Mentoring Asian American scholars: Stereotypes and cultural values.

Students of color in higher education face myriad challenges that supersede the academic, including feelings of isolation, lack of belongingness, and overt discrimination that confer stress on top of their academic workload. One avenue to tackle these issues and reduce the negative outcomes associated with these stressors is the effective mentoring of scholars of color. Research has typically focused on African American and Latino scholars. Asian American scholars have received less attention despite studies showing high levels of anxiety, depression, isolation, and reported experiences of targeted microaggression and discrimination among this population. This article highlights the cultural issues that need to be raised and considered in the mentorship of Asian American scholars. In particular, mentors need to be aware that stereotypes of Asian Americans are pervasive, insidious, and harmful, even those that may be thought of as positive stereotypes, and to examine their own beliefs about them. Second, mentors should be aware of the cultural values that predominate in Asian American cultures–in particular, hierarchical collectivism and a high-context communication style–that may be at odds with the mentor’s cultural values or pose as obstacles that negatively influence the mentoring process.
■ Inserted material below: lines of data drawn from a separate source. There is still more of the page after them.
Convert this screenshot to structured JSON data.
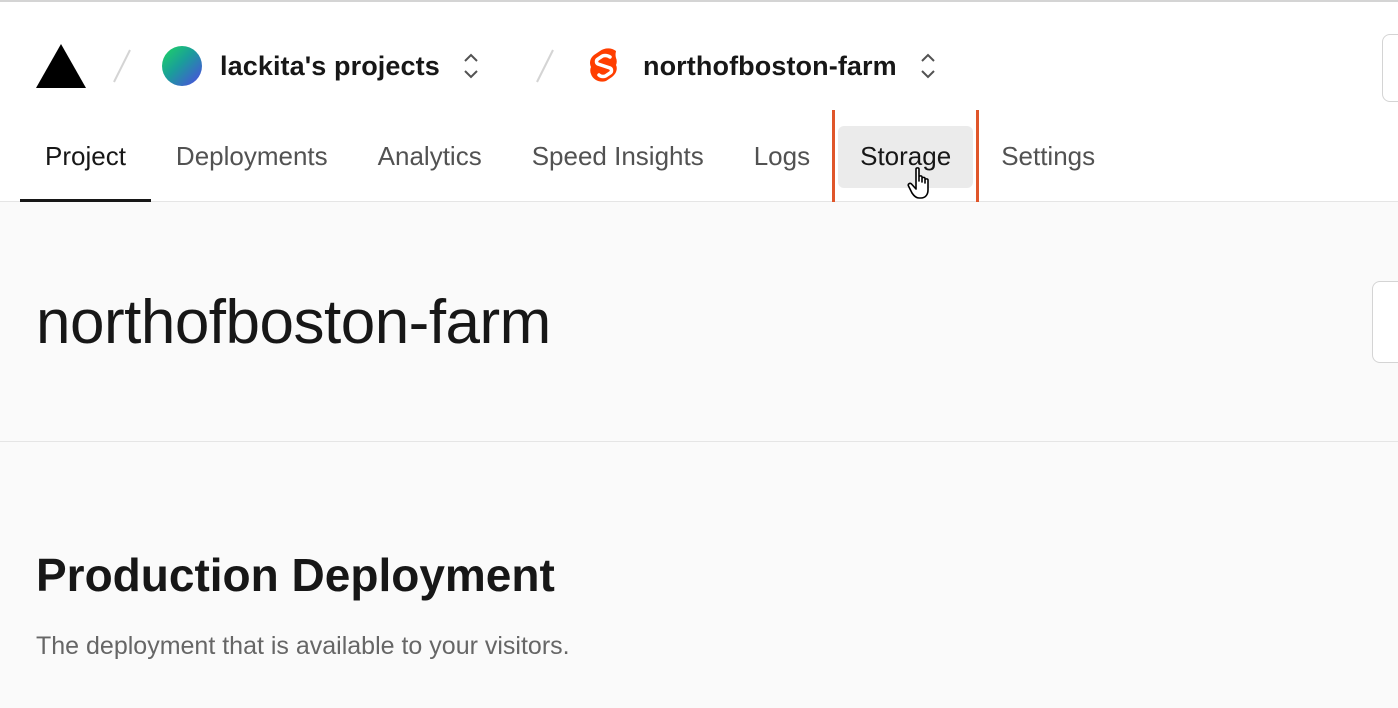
{
  "header": {
    "team": {
      "name": "lackita's projects",
      "avatar_icon": "gradient-avatar-icon"
    },
    "project": {
      "name": "northofboston-farm",
      "framework_icon": "svelte-icon",
      "icon_color": "#ff3e00"
    }
  },
  "tabs": [
    {
      "label": "Project",
      "state": "active"
    },
    {
      "label": "Deployments"
    },
    {
      "label": "Analytics"
    },
    {
      "label": "Speed Insights"
    },
    {
      "label": "Logs"
    },
    {
      "label": "Storage",
      "state": "hover"
    },
    {
      "label": "Settings"
    }
  ],
  "hero": {
    "title": "northofboston-farm"
  },
  "production": {
    "title": "Production Deployment",
    "subtitle": "The deployment that is available to your visitors."
  },
  "colors": {
    "accent_outline": "#e0562a",
    "text_primary": "#171717",
    "text_secondary": "#525252"
  }
}
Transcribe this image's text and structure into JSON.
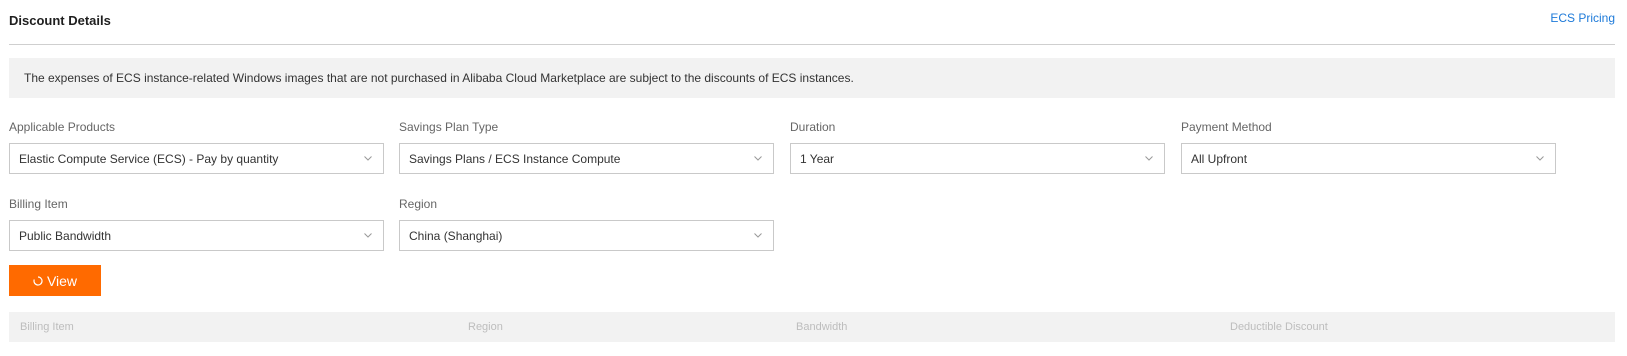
{
  "header": {
    "title": "Discount Details",
    "pricing_link": "ECS Pricing"
  },
  "notice": {
    "text": "The expenses of ECS instance-related Windows images that are not purchased in Alibaba Cloud Marketplace are subject to the discounts of ECS instances."
  },
  "filters": {
    "applicable_products": {
      "label": "Applicable Products",
      "value": "Elastic Compute Service (ECS) - Pay by quantity"
    },
    "savings_plan_type": {
      "label": "Savings Plan Type",
      "value": "Savings Plans / ECS Instance Compute"
    },
    "duration": {
      "label": "Duration",
      "value": "1 Year"
    },
    "payment_method": {
      "label": "Payment Method",
      "value": "All Upfront"
    },
    "billing_item": {
      "label": "Billing Item",
      "value": "Public Bandwidth"
    },
    "region": {
      "label": "Region",
      "value": "China (Shanghai)"
    }
  },
  "view_button": {
    "label": "View",
    "icon": "loading-spinner-icon"
  },
  "table": {
    "columns": [
      "Billing Item",
      "Region",
      "Bandwidth",
      "Deductible Discount"
    ]
  },
  "colors": {
    "accent": "#ff6a00",
    "link": "#1d7ad9",
    "notice_bg": "#f2f2f2",
    "border": "#c9c9c9"
  }
}
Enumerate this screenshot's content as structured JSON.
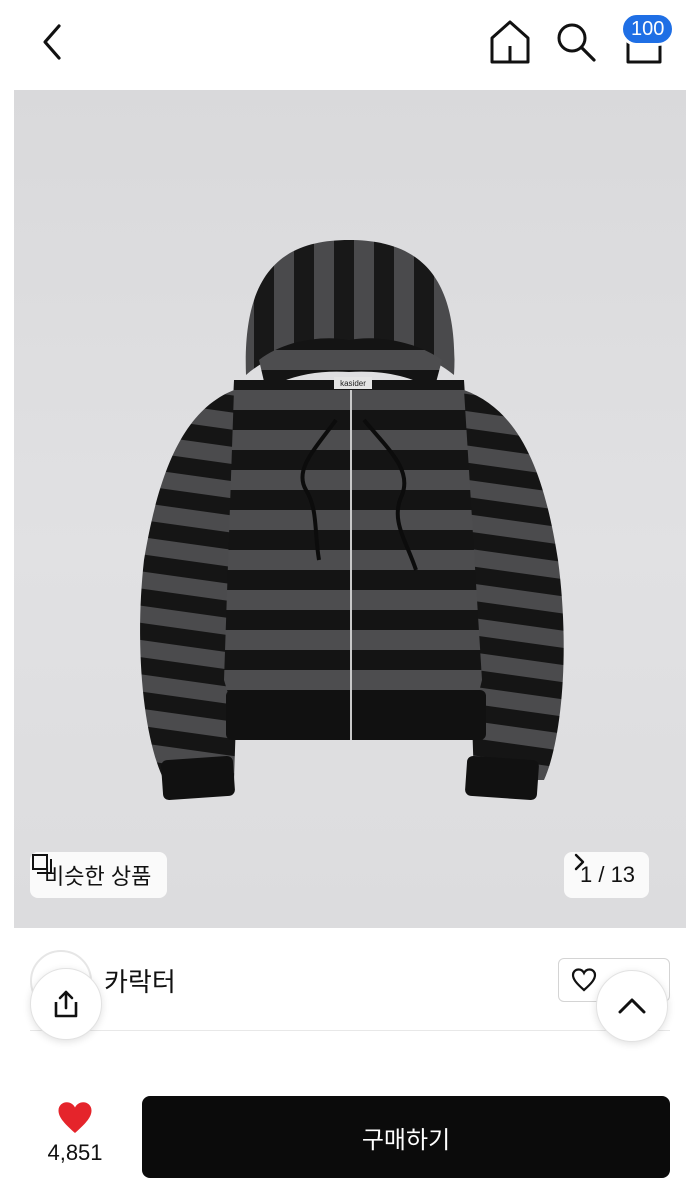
{
  "header": {
    "back_icon": "chevron-left-icon",
    "home_icon": "home-icon",
    "search_icon": "search-icon",
    "cart_icon": "cart-icon",
    "cart_badge": "100",
    "badge_color": "#1f6fe5"
  },
  "gallery": {
    "similar_label": "비슷한 상품",
    "page_indicator": "1 / 13",
    "tag_text": "kasider"
  },
  "brand": {
    "name": "카락터"
  },
  "colors": {
    "buy_button": "#0b0b0b",
    "heart": "#e5242b",
    "stripe_dark": "#141414",
    "stripe_grey": "#4d4d4f"
  },
  "bottom": {
    "wish_count": "4,851",
    "buy_label": "구매하기"
  }
}
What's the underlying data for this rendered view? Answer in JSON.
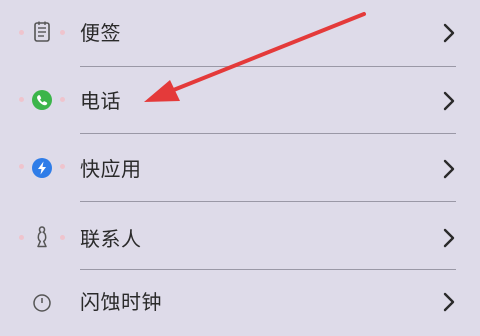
{
  "settings_list": {
    "items": [
      {
        "label": "便签",
        "icon": "notes-icon"
      },
      {
        "label": "电话",
        "icon": "phone-icon"
      },
      {
        "label": "快应用",
        "icon": "quick-app-icon"
      },
      {
        "label": "联系人",
        "icon": "contacts-icon"
      },
      {
        "label": "闪蚀时钟",
        "icon": "clock-icon"
      }
    ]
  },
  "annotation": {
    "arrow_color": "#e43a3a",
    "points_to": "电话"
  },
  "colors": {
    "background": "#dedbe9",
    "phone_icon": "#3bb54a",
    "quick_app_icon": "#2f7de8"
  }
}
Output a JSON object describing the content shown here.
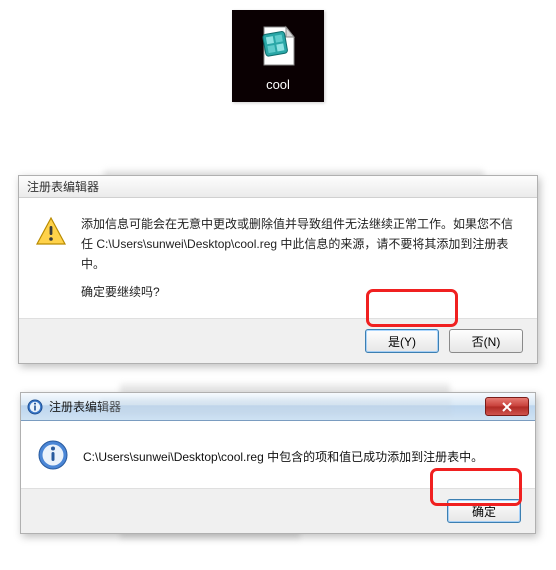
{
  "desktop_icon": {
    "label": "cool",
    "icon_name": "reg-file-icon"
  },
  "dialog1": {
    "title": "注册表编辑器",
    "message_line1": "添加信息可能会在无意中更改或删除值并导致组件无法继续正常工作。如果您不信任 C:\\Users\\sunwei\\Desktop\\cool.reg 中此信息的来源，请不要将其添加到注册表中。",
    "message_line2": "确定要继续吗?",
    "button_yes": "是(Y)",
    "button_no": "否(N)"
  },
  "dialog2": {
    "title": "注册表编辑器",
    "message": "C:\\Users\\sunwei\\Desktop\\cool.reg 中包含的项和值已成功添加到注册表中。",
    "button_ok": "确定"
  }
}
Finally, broad considerations and recommendations for mentoring Asian Americans scholars are offered. (PsycINFO Database Record (c) 2019 APA, all rights reserved)